*What you should do*: Retype the data exactly, leaving nothing out.

*Records provided*:
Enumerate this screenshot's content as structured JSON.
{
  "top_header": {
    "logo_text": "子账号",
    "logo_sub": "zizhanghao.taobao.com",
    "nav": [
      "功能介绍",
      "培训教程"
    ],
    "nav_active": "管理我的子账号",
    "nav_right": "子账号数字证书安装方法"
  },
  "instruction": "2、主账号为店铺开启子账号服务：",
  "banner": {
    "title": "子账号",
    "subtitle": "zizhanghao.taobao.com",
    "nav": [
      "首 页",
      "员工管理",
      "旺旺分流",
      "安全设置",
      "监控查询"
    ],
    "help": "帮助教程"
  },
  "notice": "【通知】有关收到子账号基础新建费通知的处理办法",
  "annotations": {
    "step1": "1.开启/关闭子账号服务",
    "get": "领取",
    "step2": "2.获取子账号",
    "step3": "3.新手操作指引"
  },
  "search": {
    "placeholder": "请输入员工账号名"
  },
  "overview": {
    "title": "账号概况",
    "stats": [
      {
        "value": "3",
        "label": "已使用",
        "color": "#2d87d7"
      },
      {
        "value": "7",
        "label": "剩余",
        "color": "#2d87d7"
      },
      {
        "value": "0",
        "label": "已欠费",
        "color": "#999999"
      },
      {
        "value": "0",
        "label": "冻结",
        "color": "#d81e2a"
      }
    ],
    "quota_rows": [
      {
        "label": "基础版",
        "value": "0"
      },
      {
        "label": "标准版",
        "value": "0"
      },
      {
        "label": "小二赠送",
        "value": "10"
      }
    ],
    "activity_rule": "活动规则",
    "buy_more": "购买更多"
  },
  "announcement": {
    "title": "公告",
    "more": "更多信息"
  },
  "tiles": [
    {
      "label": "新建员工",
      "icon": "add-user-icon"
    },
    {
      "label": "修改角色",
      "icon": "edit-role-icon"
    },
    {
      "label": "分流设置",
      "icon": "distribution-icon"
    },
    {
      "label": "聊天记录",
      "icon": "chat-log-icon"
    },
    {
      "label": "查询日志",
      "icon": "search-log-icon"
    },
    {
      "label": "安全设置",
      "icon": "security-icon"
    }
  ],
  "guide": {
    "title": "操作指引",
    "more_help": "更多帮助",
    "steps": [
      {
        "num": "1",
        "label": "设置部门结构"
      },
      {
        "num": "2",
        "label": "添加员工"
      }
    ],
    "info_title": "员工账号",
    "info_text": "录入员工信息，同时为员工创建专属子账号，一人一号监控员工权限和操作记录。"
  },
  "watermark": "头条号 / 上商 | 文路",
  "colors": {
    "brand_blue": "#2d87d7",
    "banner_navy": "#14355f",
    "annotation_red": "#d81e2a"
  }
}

*Output for this exercise*:
Enumerate this screenshot's content as structured JSON.
{
  "top_header": {
    "logo_text": "子账号",
    "logo_sub": "zizhanghao.taobao.com",
    "nav": [
      "功能介绍",
      "培训教程"
    ],
    "nav_active": "管理我的子账号",
    "nav_right": "子账号数字证书安装方法"
  },
  "instruction": "2、主账号为店铺开启子账号服务：",
  "banner": {
    "title": "子账号",
    "subtitle": "zizhanghao.taobao.com",
    "nav": [
      "首 页",
      "员工管理",
      "旺旺分流",
      "安全设置",
      "监控查询"
    ],
    "help": "帮助教程"
  },
  "notice": "【通知】有关收到子账号基础新建费通知的处理办法",
  "annotations": {
    "step1": "1.开启/关闭子账号服务",
    "get": "领取",
    "step2": "2.获取子账号",
    "step3": "3.新手操作指引"
  },
  "search": {
    "placeholder": "请输入员工账号名"
  },
  "overview": {
    "title": "账号概况",
    "stats": [
      {
        "value": "3",
        "label": "已使用",
        "color": "#2d87d7"
      },
      {
        "value": "7",
        "label": "剩余",
        "color": "#2d87d7"
      },
      {
        "value": "0",
        "label": "已欠费",
        "color": "#999999"
      },
      {
        "value": "0",
        "label": "冻结",
        "color": "#d81e2a"
      }
    ],
    "quota_rows": [
      {
        "label": "基础版",
        "value": "0"
      },
      {
        "label": "标准版",
        "value": "0"
      },
      {
        "label": "小二赠送",
        "value": "10"
      }
    ],
    "activity_rule": "活动规则",
    "buy_more": "购买更多"
  },
  "announcement": {
    "title": "公告",
    "more": "更多信息"
  },
  "tiles": [
    {
      "label": "新建员工",
      "icon": "add-user-icon"
    },
    {
      "label": "修改角色",
      "icon": "edit-role-icon"
    },
    {
      "label": "分流设置",
      "icon": "distribution-icon"
    },
    {
      "label": "聊天记录",
      "icon": "chat-log-icon"
    },
    {
      "label": "查询日志",
      "icon": "search-log-icon"
    },
    {
      "label": "安全设置",
      "icon": "security-icon"
    }
  ],
  "guide": {
    "title": "操作指引",
    "more_help": "更多帮助",
    "steps": [
      {
        "num": "1",
        "label": "设置部门结构"
      },
      {
        "num": "2",
        "label": "添加员工"
      }
    ],
    "info_title": "员工账号",
    "info_text": "录入员工信息，同时为员工创建专属子账号，一人一号监控员工权限和操作记录。"
  },
  "watermark": "头条号 / 上商 | 文路",
  "colors": {
    "brand_blue": "#2d87d7",
    "banner_navy": "#14355f",
    "annotation_red": "#d81e2a"
  }
}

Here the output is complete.